While breaching traditional barriers, women in today’s India are raring to leave their mark in varied sectors and make an impact in diverse set-ups. This has been well-supported and facilitated by various government policies and initiatives. Innovations and government schemes like Pradhan Mantri MUDRA Yojana, Mahila Shakti Kendra, Mahila e-Haat and TREAD have resulted in an increasing number of women venturing into entrepreneurship and breaking financial and social barriers. There should not be any let-up in such efforts.
The relationship between women’s empowerment and economic development is bidirectional: while development itself could bring down inequality, achieving gender equality is a prerequisite to achieving the other Millennium Development Goals including eliminating poverty and achieving overall development.
Eliminating gender barriers and empowering women to be financially independent will not only have a profound bearing on the health, education and overall well-being of women but will also lead to improvement in these areas for their children. Financial incapacity and allied stress have been found to have a negative influence on the ability of a person to parent effectively. This may be further exacerbated in cases where mothers have to battle with a society where the marginalisation of women is rampant.
The key factor that makes women’s entrepreneurship an imperative investment for a government is the outcome it bears in addition to the tangible outcomes of the enterprises themselves. The success of these women entrepreneurs could motivate other women to participate in the entrepreneurial space. They, in turn, could provide employment to other women in their community, and the nation. These small strides come together to contribute towards a larger goal of economic development — increasing access to livelihood, working towards eliminating poverty and propelling economic growth.

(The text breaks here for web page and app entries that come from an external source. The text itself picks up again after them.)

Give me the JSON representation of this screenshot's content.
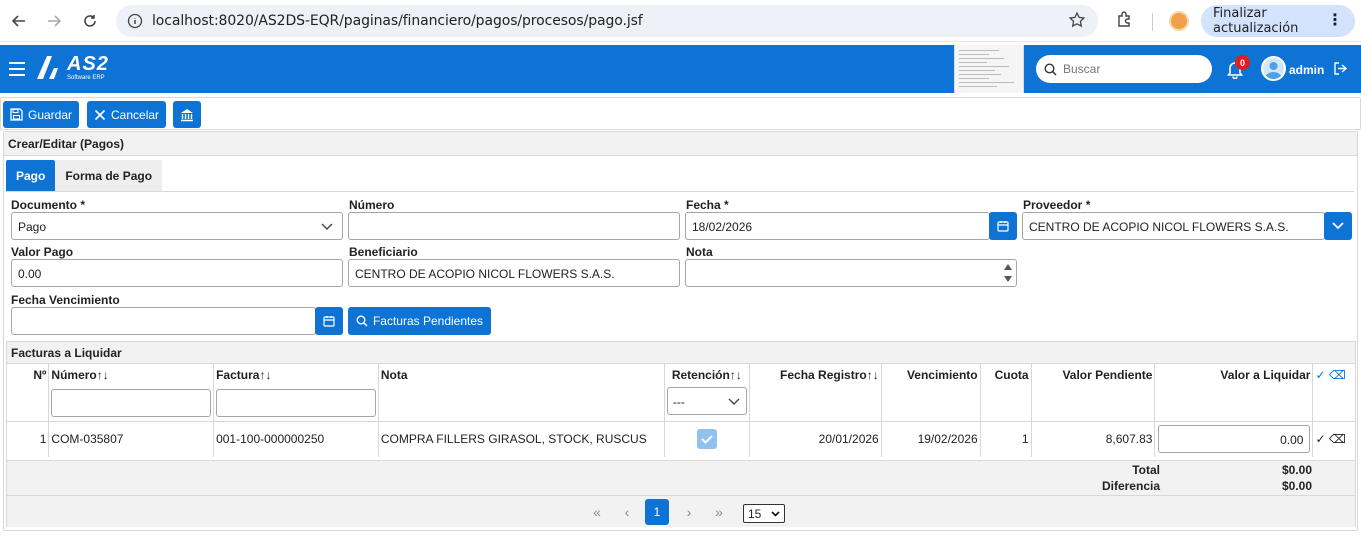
{
  "browser": {
    "url": "localhost:8020/AS2DS-EQR/paginas/financiero/pagos/procesos/pago.jsf",
    "update_label": "Finalizar actualización"
  },
  "header": {
    "logo_text": "AS2",
    "logo_sub": "Software ERP",
    "search_placeholder": "Buscar",
    "notifications": "0",
    "user": "admin"
  },
  "toolbar": {
    "save_label": "Guardar",
    "cancel_label": "Cancelar"
  },
  "panel": {
    "title": "Crear/Editar (Pagos)",
    "tabs": [
      {
        "label": "Pago"
      },
      {
        "label": "Forma de Pago"
      }
    ]
  },
  "form": {
    "documento_label": "Documento *",
    "documento_value": "Pago",
    "numero_label": "Número",
    "numero_value": "",
    "fecha_label": "Fecha *",
    "fecha_value": "18/02/2026",
    "proveedor_label": "Proveedor *",
    "proveedor_value": "CENTRO DE ACOPIO NICOL FLOWERS S.A.S.",
    "valor_label": "Valor Pago",
    "valor_value": "0.00",
    "beneficiario_label": "Beneficiario",
    "beneficiario_value": "CENTRO DE ACOPIO NICOL FLOWERS S.A.S.",
    "nota_label": "Nota",
    "nota_value": "",
    "vencimiento_label": "Fecha Vencimiento",
    "vencimiento_value": "",
    "facturas_button": "Facturas Pendientes"
  },
  "facturas": {
    "title": "Facturas a Liquidar",
    "columns": {
      "n": "Nº",
      "numero": "Número",
      "factura": "Factura",
      "nota": "Nota",
      "retencion": "Retención",
      "fecha_registro": "Fecha Registro",
      "vencimiento": "Vencimiento",
      "cuota": "Cuota",
      "valor_pendiente": "Valor Pendiente",
      "valor_liquidar": "Valor a Liquidar"
    },
    "retencion_filter": "---",
    "rows": [
      {
        "n": "1",
        "numero": "COM-035807",
        "factura": "001-100-000000250",
        "nota": "COMPRA FILLERS GIRASOL, STOCK, RUSCUS",
        "retencion": true,
        "fecha_registro": "20/01/2026",
        "vencimiento": "19/02/2026",
        "cuota": "1",
        "valor_pendiente": "8,607.83",
        "valor_liquidar": "0.00"
      }
    ],
    "total_label": "Total",
    "total_value": "$0.00",
    "diferencia_label": "Diferencia",
    "diferencia_value": "$0.00",
    "pager": {
      "first": "«",
      "prev": "‹",
      "page": "1",
      "next": "›",
      "last": "»",
      "rows_per_page": "15"
    }
  }
}
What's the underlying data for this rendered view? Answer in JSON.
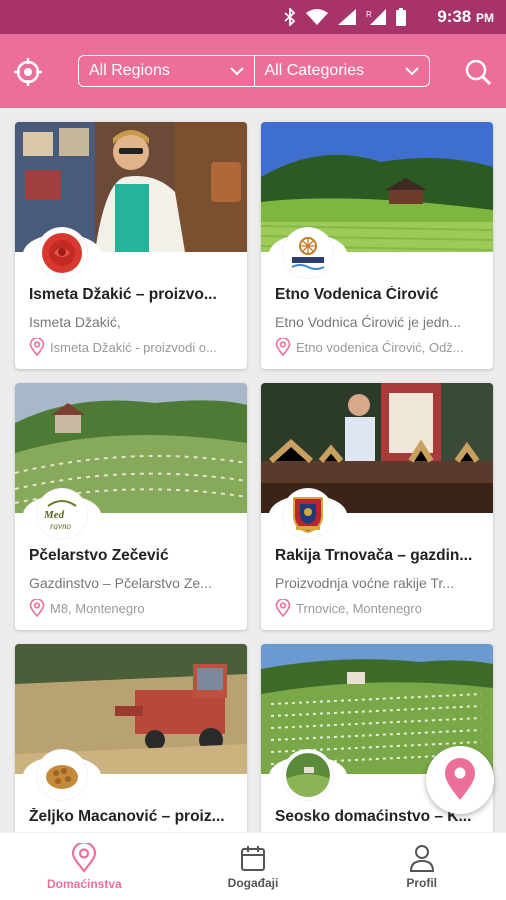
{
  "status": {
    "time": "9:38",
    "ampm": "PM",
    "icons": [
      "bluetooth-icon",
      "wifi-icon",
      "signal-icon",
      "r-signal-icon",
      "battery-icon"
    ]
  },
  "appbar": {
    "locate_icon": "crosshair-icon",
    "search_icon": "search-icon",
    "region_filter": "All Regions",
    "category_filter": "All Categories"
  },
  "cards": [
    {
      "title": "Ismeta Džakić – proizvo...",
      "subtitle": "Ismeta Džakić,",
      "location": "Ismeta Džakić - proizvodi o..."
    },
    {
      "title": "Etno Vodenica Ćirović",
      "subtitle": "Etno Vodnica Ćirović je jedn...",
      "location": "Etno vodenica Ćirović, Odž..."
    },
    {
      "title": "Pčelarstvo Zečević",
      "subtitle": "Gazdinstvo – Pčelarstvo Ze...",
      "location": "M8, Montenegro"
    },
    {
      "title": "Rakija Trnovača – gazdin...",
      "subtitle": "Proizvodnja voćne rakije Tr...",
      "location": "Trnovice, Montenegro"
    },
    {
      "title": "Željko Macanović – proiz...",
      "subtitle": "",
      "location": ""
    },
    {
      "title": "Seosko domaćinstvo – K...",
      "subtitle": "",
      "location": ""
    }
  ],
  "nav": {
    "items": [
      {
        "label": "Domaćinstva",
        "icon": "map-pin-icon",
        "active": true
      },
      {
        "label": "Događaji",
        "icon": "calendar-icon",
        "active": false
      },
      {
        "label": "Profil",
        "icon": "person-icon",
        "active": false
      }
    ]
  },
  "fab_icon": "map-pin-icon",
  "colors": {
    "primary": "#ec6f9b",
    "statusbar": "#a8336a"
  }
}
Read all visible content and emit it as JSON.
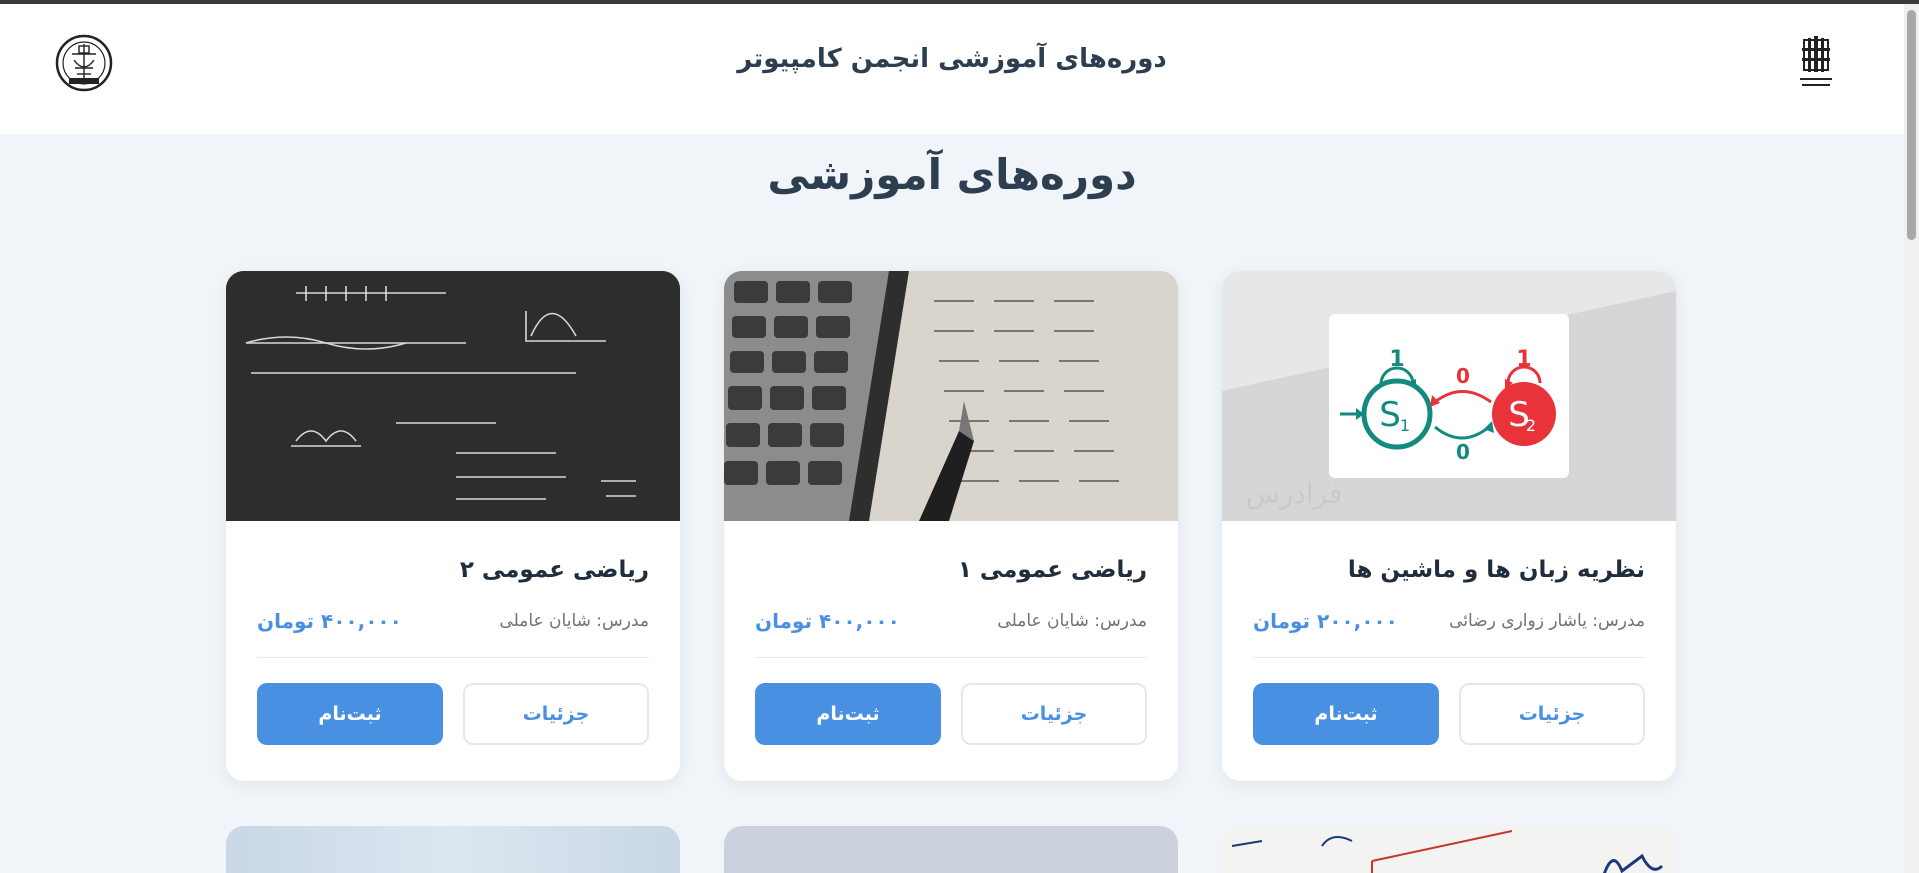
{
  "header": {
    "title": "دوره‌های آموزشی انجمن کامپیوتر"
  },
  "page": {
    "title": "دوره‌های آموزشی"
  },
  "courses": [
    {
      "title": "نظریه زبان ها و ماشین ها",
      "teacher": "مدرس: یاشار زواری رضائی",
      "price": "۲۰۰,۰۰۰ تومان",
      "details_label": "جزئیات",
      "register_label": "ثبت‌نام",
      "image": "automata-diagram",
      "watermark": "فرادرس"
    },
    {
      "title": "ریاضی عمومی ۱",
      "teacher": "مدرس: شایان عاملی",
      "price": "۴۰۰,۰۰۰ تومان",
      "details_label": "جزئیات",
      "register_label": "ثبت‌نام",
      "image": "calculator-photo"
    },
    {
      "title": "ریاضی عمومی ۲",
      "teacher": "مدرس: شایان عاملی",
      "price": "۴۰۰,۰۰۰ تومان",
      "details_label": "جزئیات",
      "register_label": "ثبت‌نام",
      "image": "chalkboard-photo"
    }
  ],
  "diagram": {
    "s1": "S",
    "s1_sub": "1",
    "s2": "S",
    "s2_sub": "2",
    "loop1": "1",
    "loop2": "1",
    "edge_top": "0",
    "edge_bottom": "0"
  },
  "colors": {
    "accent": "#4a90e2",
    "background": "#f1f5f9",
    "teal": "#138a7e",
    "red": "#e8333a"
  }
}
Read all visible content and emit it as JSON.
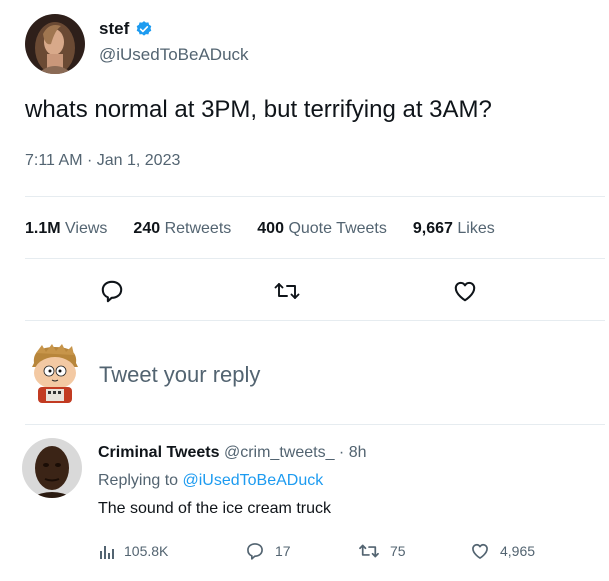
{
  "tweet": {
    "author_name": "stef",
    "verified_icon": "verified-badge-icon",
    "handle": "@iUsedToBeADuck",
    "text": "whats normal at 3PM, but terrifying at 3AM?",
    "timestamp": "7:11 AM · Jan 1, 2023"
  },
  "stats": {
    "views_count": "1.1M",
    "views_label": "Views",
    "retweets_count": "240",
    "retweets_label": "Retweets",
    "quotes_count": "400",
    "quotes_label": "Quote Tweets",
    "likes_count": "9,667",
    "likes_label": "Likes"
  },
  "actions": {
    "reply_icon": "reply-icon",
    "retweet_icon": "retweet-icon",
    "like_icon": "heart-icon"
  },
  "reply_box": {
    "placeholder": "Tweet your reply"
  },
  "reply": {
    "author_name": "Criminal Tweets",
    "handle": "@crim_tweets_",
    "separator": " · ",
    "age": "8h",
    "replying_prefix": "Replying to ",
    "replying_to": "@iUsedToBeADuck",
    "text": "The sound of the ice cream truck",
    "views": "105.8K",
    "replies": "17",
    "retweets": "75",
    "likes": "4,965"
  },
  "colors": {
    "accent": "#1d9bf0",
    "text": "#0f1419",
    "secondary": "#536471",
    "divider": "#e6ecf0"
  }
}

Large-scale targeted campaigns like StreeShakti, Raising Her To Lead, and the most recent UdyamStree campaign have a decisive role in shaping the future narrative. Programmes such as these require our collective support.
The writer is BJP Lok Sabha MP from Bhubaneswar